But the retailers' group says existing card fees include an enormous hidden cost for average Canadians, amounting to $4.5 billion or more annually.

Among other things, they're demanding to know why the fees merchants pay on credit card transactions - as much as two per cent - increase proportionately with the size of the purchase, when a large transaction and a small one cost about the same to process.

The left-leaning Community Reinvestment Coalition, meanwhile, called this week's Conservative budget proposals on credit cards and bank lending weak and negligent.

Coalition chairman Duff Conacher noted that credit cards have become an essential service - it's hard to buy an airline ticket or rent a hotel room without one, for example.

And he said the government "is continuing the negligence of past federal governments by subsidizing the big banks and other financial institutions with hundreds of billions of taxpayer dollars while failing to effectively require them to maintain loans to creditworthy customers and serve everyone fairly and well at fair prices."

The Community Reinvestment Coalition favours requiring banks to prove through independent audits that their credit card and other interest rates and fees do not amount to gouging, with a public report issued by the Financial Consumer Agency of Canada.

The card industry is dominated by two providers, Visa and MasterCard, which work through the banks and other issuers. The business is still growing fast: the chartered banks tallied $53.4 billion in card balances in December, up 5.3 per cent from November and 10.1 per cent from a year earlier.

And credit card interest rates are hefty - typically 11.5 to 19.75 per cent through the banks, depending on features, and 28 per cent on specialist retailer cards - although no interest is paid if the balance is paid in full each month.

Cardholders also face a forbidding tangle of charges: the Retail Council says 55 per cent of Canadians have a poor understanding of card fees, according to a recent poll it commissioned.

Card agreements tend to feature complex small print, and their shakily understood concepts include grace periods - the time before the card company starts charging interest on new purchases. It's normally two to three weeks unless there's an outstanding balance from the previous month, in which case interest starts accumulating immediately.

Finance Minister Jim Flaherty's budget promised, without giving details, to enhance consumer protection by requiring a minimum grace period.

But a big hidden item is the so-called interchange fee, a percentage of each transaction.

This varies with the size of retailer, type of card - premium cards cost more - and other factors, but the Retail Council says it can hit $2 of every $100 spent, totalling an estimated $4.5 billion for Visa and MasterCard in 2007.

The retailers say Canadians pay some of the highest interchange fees in the world, compared with less than one per cent in countries such as Sweden and Australia.

But don't blame the banks, said the Canadian Bankers Association. Interchange fees are determined by the card companies, CBA spokesman Andrew Addison said in an email.
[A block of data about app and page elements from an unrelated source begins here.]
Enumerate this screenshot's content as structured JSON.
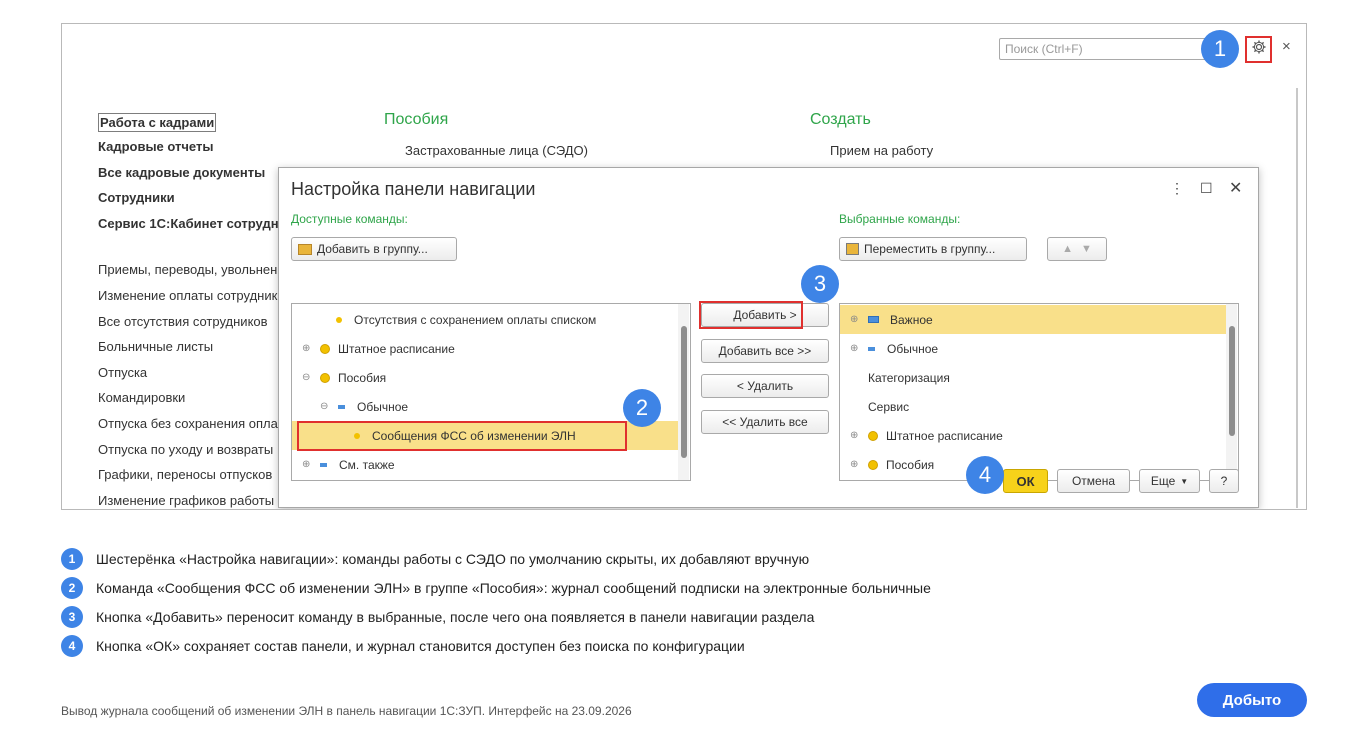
{
  "screenshot": {
    "search_placeholder": "Поиск (Ctrl+F)",
    "icons": {
      "settings": "gear-icon",
      "close": "close-icon"
    },
    "left_nav": [
      {
        "label": "Работа с кадрами",
        "bold": true
      },
      {
        "label": "Кадровые отчеты",
        "bold": true
      },
      {
        "label": "Все кадровые документы",
        "bold": true
      },
      {
        "label": "Сотрудники",
        "bold": true
      },
      {
        "label": "Сервис 1С:Кабинет сотрудн",
        "bold": true
      },
      {
        "label": "Приемы, переводы, увольнен"
      },
      {
        "label": "Изменение оплаты сотрудник"
      },
      {
        "label": "Все отсутствия сотрудников"
      },
      {
        "label": "Больничные листы"
      },
      {
        "label": "Отпуска"
      },
      {
        "label": "Командировки"
      },
      {
        "label": "Отпуска без сохранения опла"
      },
      {
        "label": "Отпуска по уходу и возвраты"
      },
      {
        "label": "Графики, переносы отпусков"
      },
      {
        "label": "Изменение графиков работы с"
      }
    ],
    "section_benefits": "Пособия",
    "section_create": "Создать",
    "benefits_item": "Застрахованные лица (СЭДО)",
    "create_item": "Прием на работу"
  },
  "dialog": {
    "title": "Настройка панели навигации",
    "available_label": "Доступные команды:",
    "selected_label": "Выбранные команды:",
    "add_to_group": "Добавить в группу...",
    "move_to_group": "Переместить в группу...",
    "available": [
      {
        "label": "Отсутствия с сохранением оплаты списком",
        "icon": "small-dot"
      },
      {
        "label": "Штатное расписание",
        "icon": "yellow-circle",
        "exp": "⊕"
      },
      {
        "label": "Пособия",
        "icon": "yellow-circle",
        "exp": "⊖"
      },
      {
        "label": "Обычное",
        "icon": "blue-dash",
        "exp": "⊖"
      },
      {
        "label": "Сообщения ФСС об изменении ЭЛН",
        "icon": "small-dot"
      },
      {
        "label": "См. также",
        "icon": "blue-dash",
        "exp": "⊕"
      }
    ],
    "selected": [
      {
        "label": "Важное",
        "icon": "blue-rect",
        "exp": "⊕"
      },
      {
        "label": "Обычное",
        "icon": "blue-dash",
        "exp": "⊕"
      },
      {
        "label": "Категоризация"
      },
      {
        "label": "Сервис"
      },
      {
        "label": "Штатное расписание",
        "icon": "yellow-circle",
        "exp": "⊕"
      },
      {
        "label": "Пособия",
        "icon": "yellow-circle",
        "exp": "⊕"
      }
    ],
    "buttons": {
      "add": "Добавить >",
      "add_all": "Добавить все >>",
      "remove": "< Удалить",
      "remove_all": "<< Удалить все",
      "ok": "ОК",
      "cancel": "Отмена",
      "more": "Еще",
      "help": "?"
    }
  },
  "callouts": [
    "1",
    "2",
    "3",
    "4"
  ],
  "notes": [
    {
      "num": "1",
      "text": "Шестерёнка «Настройка навигации»: команды работы с СЭДО по умолчанию скрыты, их добавляют вручную"
    },
    {
      "num": "2",
      "text": "Команда «Сообщения ФСС об изменении ЭЛН» в группе «Пособия»: журнал сообщений подписки на электронные больничные"
    },
    {
      "num": "3",
      "text": "Кнопка «Добавить» переносит команду в выбранные, после чего она появляется в панели навигации раздела"
    },
    {
      "num": "4",
      "text": "Кнопка «ОК» сохраняет состав панели, и журнал становится доступен без поиска по конфигурации"
    }
  ],
  "footer": "Вывод журнала сообщений об изменении ЭЛН в панель навигации 1С:ЗУП. Интерфейс на 23.09.2026",
  "done_button": "Добыто",
  "colors": {
    "accent_blue": "#3e84e6",
    "highlight_red": "#e0302e",
    "ok_yellow": "#f7d21a",
    "section_green": "#2fa54a",
    "done_blue": "#2f6ee9"
  }
}
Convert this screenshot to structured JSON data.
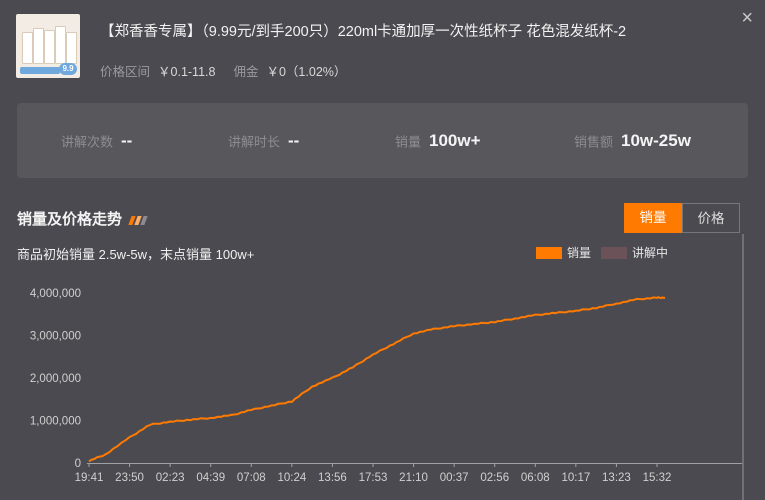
{
  "product": {
    "title": "【郑香香专属】（9.99元/到手200只）220ml卡通加厚一次性纸杯子 花色混发纸杯-2",
    "thumb_tag": "9.9",
    "price_label": "价格区间",
    "price_value": "￥0.1-11.8",
    "commission_label": "佣金",
    "commission_value": "￥0（1.02%）",
    "close_icon": "×"
  },
  "stats": [
    {
      "label": "讲解次数",
      "value": "--"
    },
    {
      "label": "讲解时长",
      "value": "--"
    },
    {
      "label": "销量",
      "value": "100w+"
    },
    {
      "label": "销售额",
      "value": "10w-25w"
    }
  ],
  "section": {
    "title": "销量及价格走势",
    "tabs": [
      {
        "label": "销量",
        "active": true
      },
      {
        "label": "价格",
        "active": false
      }
    ],
    "subline": "商品初始销量  2.5w-5w，末点销量  100w+",
    "legend": [
      {
        "name": "销量",
        "color": "#ff7a00"
      },
      {
        "name": "讲解中",
        "color": "#6b5258"
      }
    ]
  },
  "colors": {
    "accent": "#ff7a00",
    "bg": "#4b4a50",
    "deco1": "#ff7a00",
    "deco2": "#ffb066",
    "deco3": "#8a8a90"
  },
  "chart_data": {
    "type": "line",
    "yticks": [
      "4,000,000",
      "3,000,000",
      "2,000,000",
      "1,000,000",
      "0"
    ],
    "ytick_values": [
      4000000,
      3000000,
      2000000,
      1000000,
      0
    ],
    "ylim": [
      0,
      4000000
    ],
    "xticks": [
      "19:41",
      "23:50",
      "02:23",
      "04:39",
      "07:08",
      "10:24",
      "13:56",
      "17:53",
      "21:10",
      "00:37",
      "02:56",
      "06:08",
      "10:17",
      "13:23",
      "15:32"
    ],
    "series": [
      {
        "name": "销量",
        "x": [
          0,
          0.4,
          1,
          1.5,
          2,
          2.5,
          3,
          3.5,
          4,
          4.5,
          5,
          5.5,
          6,
          6.5,
          7,
          7.5,
          8,
          8.5,
          9,
          9.5,
          10,
          10.5,
          11,
          11.5,
          12,
          12.5,
          13,
          13.5,
          14,
          14.2
        ],
        "values": [
          50000,
          200000,
          600000,
          900000,
          970000,
          1020000,
          1060000,
          1120000,
          1250000,
          1350000,
          1450000,
          1800000,
          2000000,
          2250000,
          2550000,
          2800000,
          3050000,
          3150000,
          3220000,
          3270000,
          3320000,
          3400000,
          3480000,
          3530000,
          3580000,
          3650000,
          3750000,
          3850000,
          3890000,
          3890000
        ]
      }
    ]
  }
}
And fee regulation in other countries "has only proved to harm consumers," according to a Visa Canada information package.
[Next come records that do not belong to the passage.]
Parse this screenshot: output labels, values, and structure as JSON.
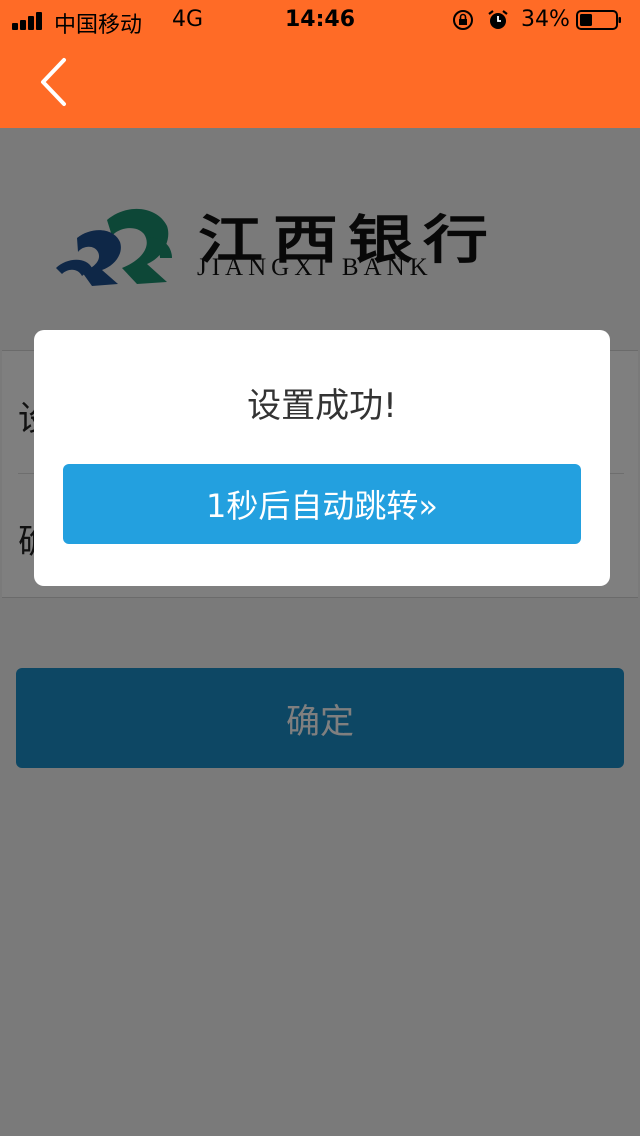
{
  "status_bar": {
    "carrier": "中国移动",
    "network": "4G",
    "time": "14:46",
    "battery": "34%",
    "icons": [
      "signal-icon",
      "orientation-lock-icon",
      "alarm-icon",
      "battery-icon"
    ]
  },
  "nav": {
    "back_icon": "chevron-left-icon"
  },
  "logo": {
    "name_cn": "江西银行",
    "name_en": "JIANGXI BANK"
  },
  "form": {
    "row1_label": "设",
    "row2_label": "确"
  },
  "confirm_button": {
    "label": "确定"
  },
  "modal": {
    "title": "设置成功!",
    "button_label": "1秒后自动跳转»"
  },
  "colors": {
    "header": "#ff6b26",
    "primary_button": "#1b8ec9",
    "modal_button": "#23a0df",
    "logo_green": "#1a8f6e",
    "logo_blue": "#1d4f8f"
  }
}
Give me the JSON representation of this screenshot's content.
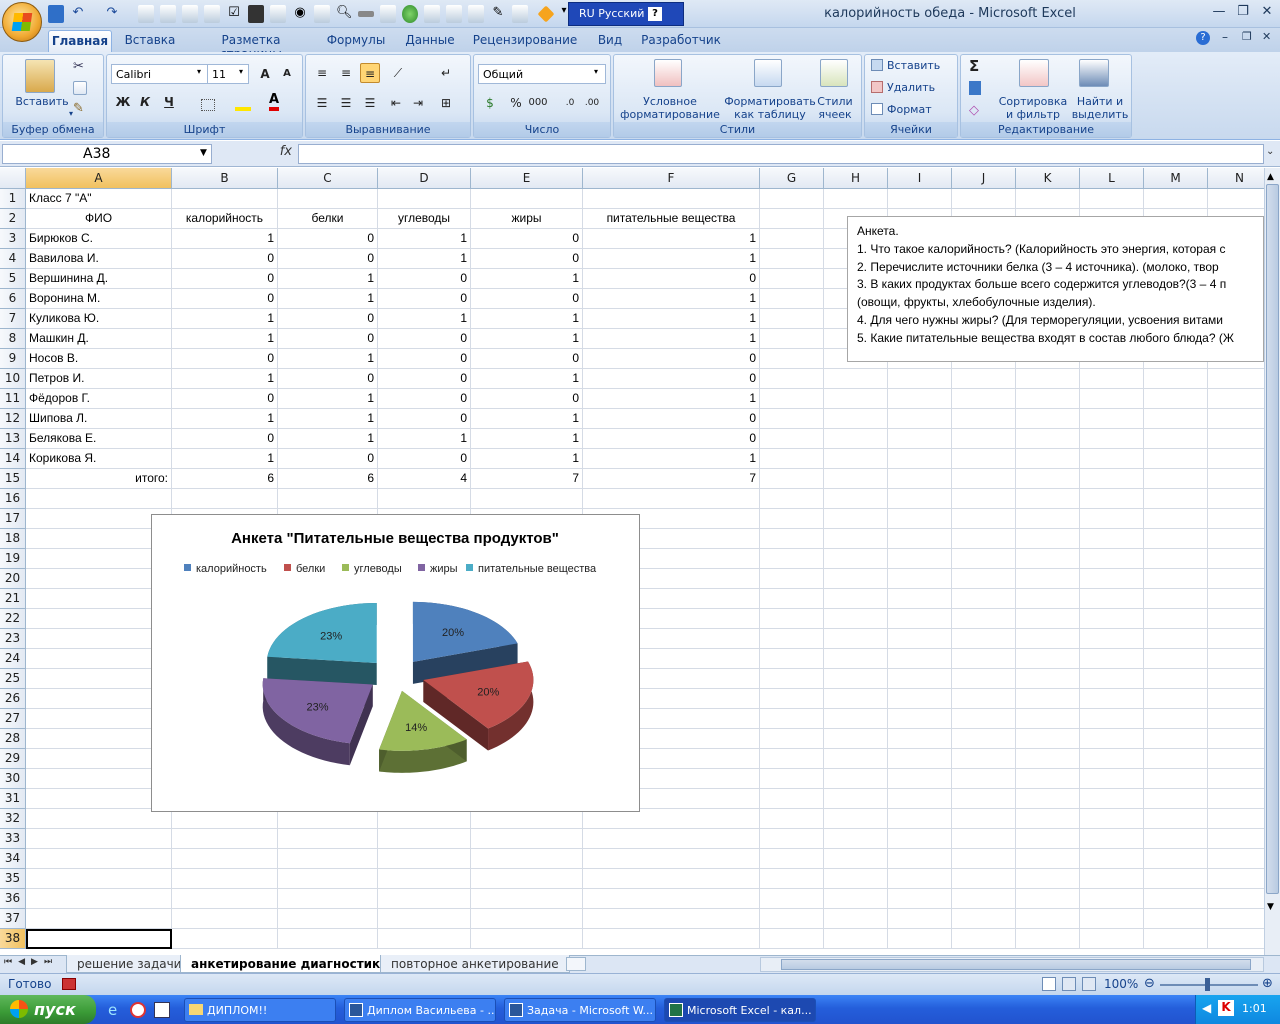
{
  "window": {
    "title": "калорийность обеда - Microsoft Excel",
    "language": "RU Русский",
    "help": "?"
  },
  "ribbon": {
    "tabs": [
      "Главная",
      "Вставка",
      "Разметка страницы",
      "Формулы",
      "Данные",
      "Рецензирование",
      "Вид",
      "Разработчик"
    ],
    "clipboard": {
      "paste": "Вставить",
      "group": "Буфер обмена"
    },
    "font": {
      "name": "Calibri",
      "size": "11",
      "bold": "Ж",
      "italic": "К",
      "underline": "Ч",
      "group": "Шрифт"
    },
    "alignment": {
      "group": "Выравнивание"
    },
    "number": {
      "format": "Общий",
      "group": "Число"
    },
    "styles": {
      "conditional": "Условное форматирование",
      "table": "Форматировать как таблицу",
      "cell": "Стили ячеек",
      "group": "Стили"
    },
    "cells": {
      "insert": "Вставить",
      "delete": "Удалить",
      "format": "Формат",
      "group": "Ячейки"
    },
    "editing": {
      "sort": "Сортировка и фильтр",
      "find": "Найти и выделить",
      "group": "Редактирование"
    }
  },
  "formula_bar": {
    "name_box": "A38",
    "fx": "fx",
    "value": ""
  },
  "sheet": {
    "columns": [
      "A",
      "B",
      "C",
      "D",
      "E",
      "F",
      "G",
      "H",
      "I",
      "J",
      "K",
      "L",
      "M",
      "N"
    ],
    "rows": [
      "1",
      "2",
      "3",
      "4",
      "5",
      "6",
      "7",
      "8",
      "9",
      "10",
      "11",
      "12",
      "13",
      "14",
      "15",
      "16",
      "17",
      "18",
      "19",
      "20",
      "21",
      "22",
      "23",
      "24",
      "25",
      "26",
      "27",
      "28",
      "29",
      "30",
      "31",
      "32",
      "33",
      "34",
      "35",
      "36",
      "37",
      "38"
    ],
    "a1": "Класс 7 \"А\"",
    "headers": [
      "ФИО",
      "калорийность",
      "белки",
      "углеводы",
      "жиры",
      "питательные вещества"
    ],
    "data": [
      [
        "Бирюков С.",
        "1",
        "0",
        "1",
        "0",
        "1"
      ],
      [
        "Вавилова И.",
        "0",
        "0",
        "1",
        "0",
        "1"
      ],
      [
        "Вершинина Д.",
        "0",
        "1",
        "0",
        "1",
        "0"
      ],
      [
        "Воронина М.",
        "0",
        "1",
        "0",
        "0",
        "1"
      ],
      [
        "Куликова Ю.",
        "1",
        "0",
        "1",
        "1",
        "1"
      ],
      [
        "Машкин Д.",
        "1",
        "0",
        "0",
        "1",
        "1"
      ],
      [
        "Носов В.",
        "0",
        "1",
        "0",
        "0",
        "0"
      ],
      [
        "Петров И.",
        "1",
        "0",
        "0",
        "1",
        "0"
      ],
      [
        "Фёдоров Г.",
        "0",
        "1",
        "0",
        "0",
        "1"
      ],
      [
        "Шипова Л.",
        "1",
        "1",
        "0",
        "1",
        "0"
      ],
      [
        "Белякова Е.",
        "0",
        "1",
        "1",
        "1",
        "0"
      ],
      [
        "Корикова Я.",
        "1",
        "0",
        "0",
        "1",
        "1"
      ]
    ],
    "total": [
      "итого:",
      "6",
      "6",
      "4",
      "7",
      "7"
    ]
  },
  "textbox": {
    "lines": [
      "Анкета.",
      "1. Что такое калорийность? (Калорийность это энергия, которая с",
      "2. Перечислите источники белка (3 – 4 источника). (молоко, твор",
      "3. В каких продуктах больше всего содержится углеводов?(3 – 4 п",
      "(овощи, фрукты, хлебобулочные изделия).",
      "4. Для чего нужны жиры? (Для терморегуляции, усвоения витами",
      "5. Какие питательные вещества входят в состав любого блюда? (Ж"
    ]
  },
  "chart_data": {
    "type": "pie",
    "title": "Анкета \"Питательные вещества продуктов\"",
    "legend_position": "top",
    "categories": [
      "калорийность",
      "белки",
      "углеводы",
      "жиры",
      "питательные вещества"
    ],
    "values": [
      6,
      6,
      4,
      7,
      7
    ],
    "labels": [
      "20%",
      "20%",
      "14%",
      "23%",
      "23%"
    ],
    "colors": [
      "#4f81bd",
      "#c0504d",
      "#9bbb59",
      "#8064a2",
      "#4bacc6"
    ],
    "exploded": true,
    "style": "3d"
  },
  "sheet_tabs": [
    "решение задачи",
    "анкетирование диагностика",
    "повторное анкетирование"
  ],
  "status": {
    "ready": "Готово",
    "zoom": "100%"
  },
  "taskbar": {
    "start": "пуск",
    "buttons": [
      "ДИПЛОМ!!",
      "Диплом Васильева - ...",
      "Задача - Microsoft W...",
      "Microsoft Excel - кал..."
    ],
    "time": "1:01"
  }
}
"In Australia, where interchange levels are regulated, retailers have increased their profits, while consumers have lost card benefits and choice. Consumers are also paying higher prices due to the check-out fees retailers can now charge."

Tim Wilson, head of Visa Canada, stressed in an interview that interchange fees are paid between financial institutions, so they do not benefit Visa and "don't flow through to merchants directly."

He observed that card interest rates are set by the banks, and said retailers benefit from electronic payment because it encourages people to buy and provides convenience and quick payment.

Asked why the fee varies with different types of cards, he explained that "premium cards are issued to the highest-spending consumers ... and they're the cards that drive the most value for the retailers." He added that "we don't determine interchange based on cost and cost structure; interchange is meant to reflect value derived from the transaction."